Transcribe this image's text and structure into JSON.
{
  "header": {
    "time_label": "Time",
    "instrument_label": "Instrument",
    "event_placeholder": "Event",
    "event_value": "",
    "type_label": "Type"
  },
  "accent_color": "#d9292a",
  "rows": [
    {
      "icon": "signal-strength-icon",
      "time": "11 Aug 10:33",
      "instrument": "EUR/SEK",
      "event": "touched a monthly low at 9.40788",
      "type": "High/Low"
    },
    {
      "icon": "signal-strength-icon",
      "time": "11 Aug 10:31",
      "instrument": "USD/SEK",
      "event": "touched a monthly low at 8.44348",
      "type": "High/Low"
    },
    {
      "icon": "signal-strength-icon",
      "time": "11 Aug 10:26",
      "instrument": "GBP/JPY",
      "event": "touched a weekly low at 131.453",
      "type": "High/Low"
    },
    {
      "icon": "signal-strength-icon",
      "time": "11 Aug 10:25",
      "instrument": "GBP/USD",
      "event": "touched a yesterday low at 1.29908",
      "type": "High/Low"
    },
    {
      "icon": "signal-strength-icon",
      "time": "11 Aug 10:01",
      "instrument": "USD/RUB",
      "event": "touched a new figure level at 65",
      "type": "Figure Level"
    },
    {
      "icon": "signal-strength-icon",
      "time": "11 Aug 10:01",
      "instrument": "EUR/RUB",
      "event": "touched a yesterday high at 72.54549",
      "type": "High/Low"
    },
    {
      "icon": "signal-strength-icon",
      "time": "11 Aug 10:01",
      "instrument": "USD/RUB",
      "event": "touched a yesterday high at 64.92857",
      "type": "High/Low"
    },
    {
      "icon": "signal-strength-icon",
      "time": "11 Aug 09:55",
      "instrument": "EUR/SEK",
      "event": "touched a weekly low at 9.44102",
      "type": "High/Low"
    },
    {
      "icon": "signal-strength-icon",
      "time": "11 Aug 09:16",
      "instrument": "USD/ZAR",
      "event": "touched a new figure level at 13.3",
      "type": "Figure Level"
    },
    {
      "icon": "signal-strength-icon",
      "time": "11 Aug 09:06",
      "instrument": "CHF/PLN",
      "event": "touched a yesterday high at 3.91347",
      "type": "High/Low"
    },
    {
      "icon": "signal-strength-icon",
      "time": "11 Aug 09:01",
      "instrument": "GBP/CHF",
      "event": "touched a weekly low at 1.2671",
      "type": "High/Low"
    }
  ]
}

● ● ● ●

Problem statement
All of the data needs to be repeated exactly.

Expected answer
Transcribe this image's text and structure into JSON.
{
  "header": {
    "time_label": "Time",
    "instrument_label": "Instrument",
    "event_placeholder": "Event",
    "event_value": "",
    "type_label": "Type"
  },
  "accent_color": "#d9292a",
  "rows": [
    {
      "icon": "signal-strength-icon",
      "time": "11 Aug 10:33",
      "instrument": "EUR/SEK",
      "event": "touched a monthly low at 9.40788",
      "type": "High/Low"
    },
    {
      "icon": "signal-strength-icon",
      "time": "11 Aug 10:31",
      "instrument": "USD/SEK",
      "event": "touched a monthly low at 8.44348",
      "type": "High/Low"
    },
    {
      "icon": "signal-strength-icon",
      "time": "11 Aug 10:26",
      "instrument": "GBP/JPY",
      "event": "touched a weekly low at 131.453",
      "type": "High/Low"
    },
    {
      "icon": "signal-strength-icon",
      "time": "11 Aug 10:25",
      "instrument": "GBP/USD",
      "event": "touched a yesterday low at 1.29908",
      "type": "High/Low"
    },
    {
      "icon": "signal-strength-icon",
      "time": "11 Aug 10:01",
      "instrument": "USD/RUB",
      "event": "touched a new figure level at 65",
      "type": "Figure Level"
    },
    {
      "icon": "signal-strength-icon",
      "time": "11 Aug 10:01",
      "instrument": "EUR/RUB",
      "event": "touched a yesterday high at 72.54549",
      "type": "High/Low"
    },
    {
      "icon": "signal-strength-icon",
      "time": "11 Aug 10:01",
      "instrument": "USD/RUB",
      "event": "touched a yesterday high at 64.92857",
      "type": "High/Low"
    },
    {
      "icon": "signal-strength-icon",
      "time": "11 Aug 09:55",
      "instrument": "EUR/SEK",
      "event": "touched a weekly low at 9.44102",
      "type": "High/Low"
    },
    {
      "icon": "signal-strength-icon",
      "time": "11 Aug 09:16",
      "instrument": "USD/ZAR",
      "event": "touched a new figure level at 13.3",
      "type": "Figure Level"
    },
    {
      "icon": "signal-strength-icon",
      "time": "11 Aug 09:06",
      "instrument": "CHF/PLN",
      "event": "touched a yesterday high at 3.91347",
      "type": "High/Low"
    },
    {
      "icon": "signal-strength-icon",
      "time": "11 Aug 09:01",
      "instrument": "GBP/CHF",
      "event": "touched a weekly low at 1.2671",
      "type": "High/Low"
    }
  ]
}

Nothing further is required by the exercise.